Work task
Copy out every line of the records where the string "label" occurs.
══ Data for processing ══
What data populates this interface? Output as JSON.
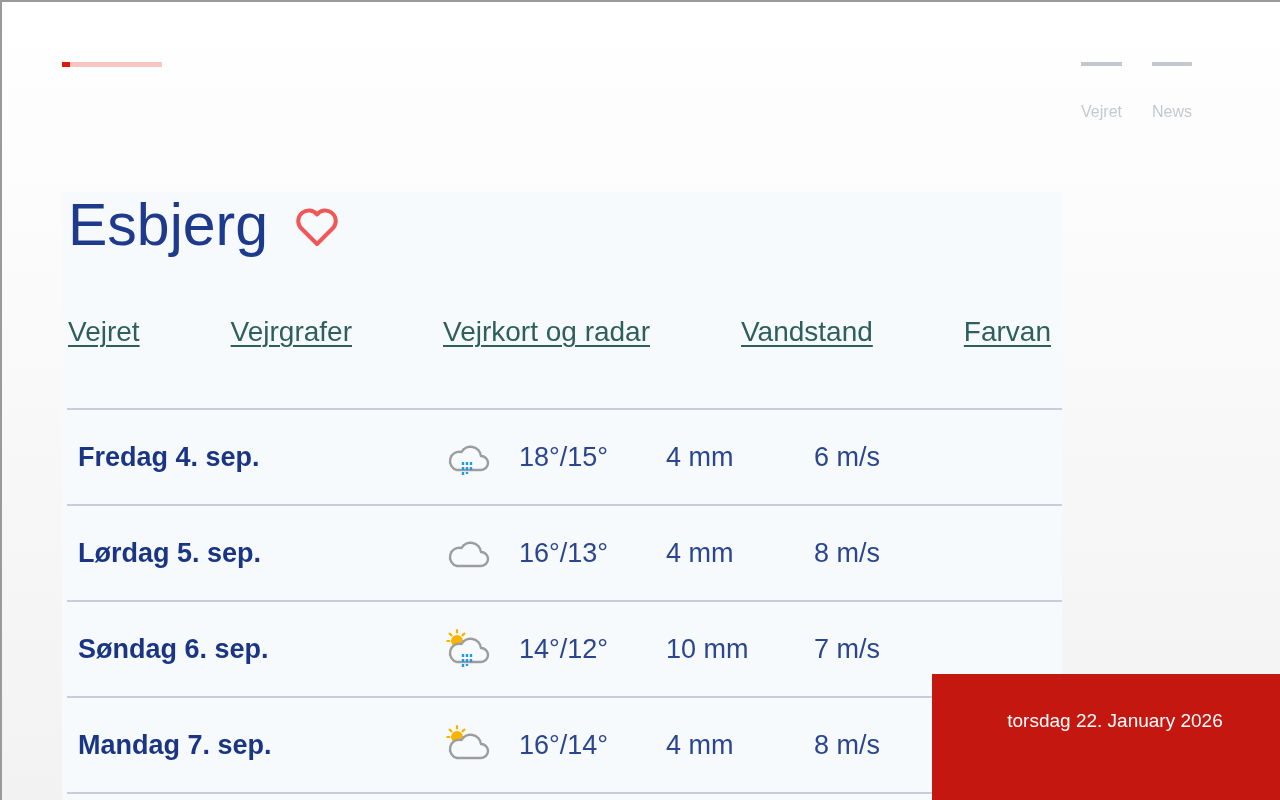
{
  "progress": {
    "level": 0.08
  },
  "nav": [
    {
      "label": "Vejret"
    },
    {
      "label": "News"
    }
  ],
  "location": {
    "title": "Esbjerg",
    "favorite": false
  },
  "links": [
    {
      "label": "Vejret"
    },
    {
      "label": "Vejrgrafer"
    },
    {
      "label": "Vejrkort og radar"
    },
    {
      "label": "Vandstand"
    },
    {
      "label": "Farvan"
    }
  ],
  "forecast": [
    {
      "day": "Fredag 4. sep.",
      "kind": "rain",
      "temp": "18°/15°",
      "precip": "4 mm",
      "wind": "6 m/s"
    },
    {
      "day": "Lørdag 5. sep.",
      "kind": "cloudy",
      "temp": "16°/13°",
      "precip": "4 mm",
      "wind": "8 m/s"
    },
    {
      "day": "Søndag 6. sep.",
      "kind": "partly-cloudy-rain",
      "temp": "14°/12°",
      "precip": "10 mm",
      "wind": "7 m/s"
    },
    {
      "day": "Mandag 7. sep.",
      "kind": "partly-cloudy",
      "temp": "16°/14°",
      "precip": "4 mm",
      "wind": "8 m/s"
    }
  ],
  "date_banner": {
    "text": "torsdag 22. January 2026"
  }
}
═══
Task answer
      "label": "Vejret"
      "label": "News"
      "label": "Vejret"
      "label": "Vejrgrafer"
      "label": "Vejrkort og radar"
      "label": "Vandstand"
      "label": "Farvan"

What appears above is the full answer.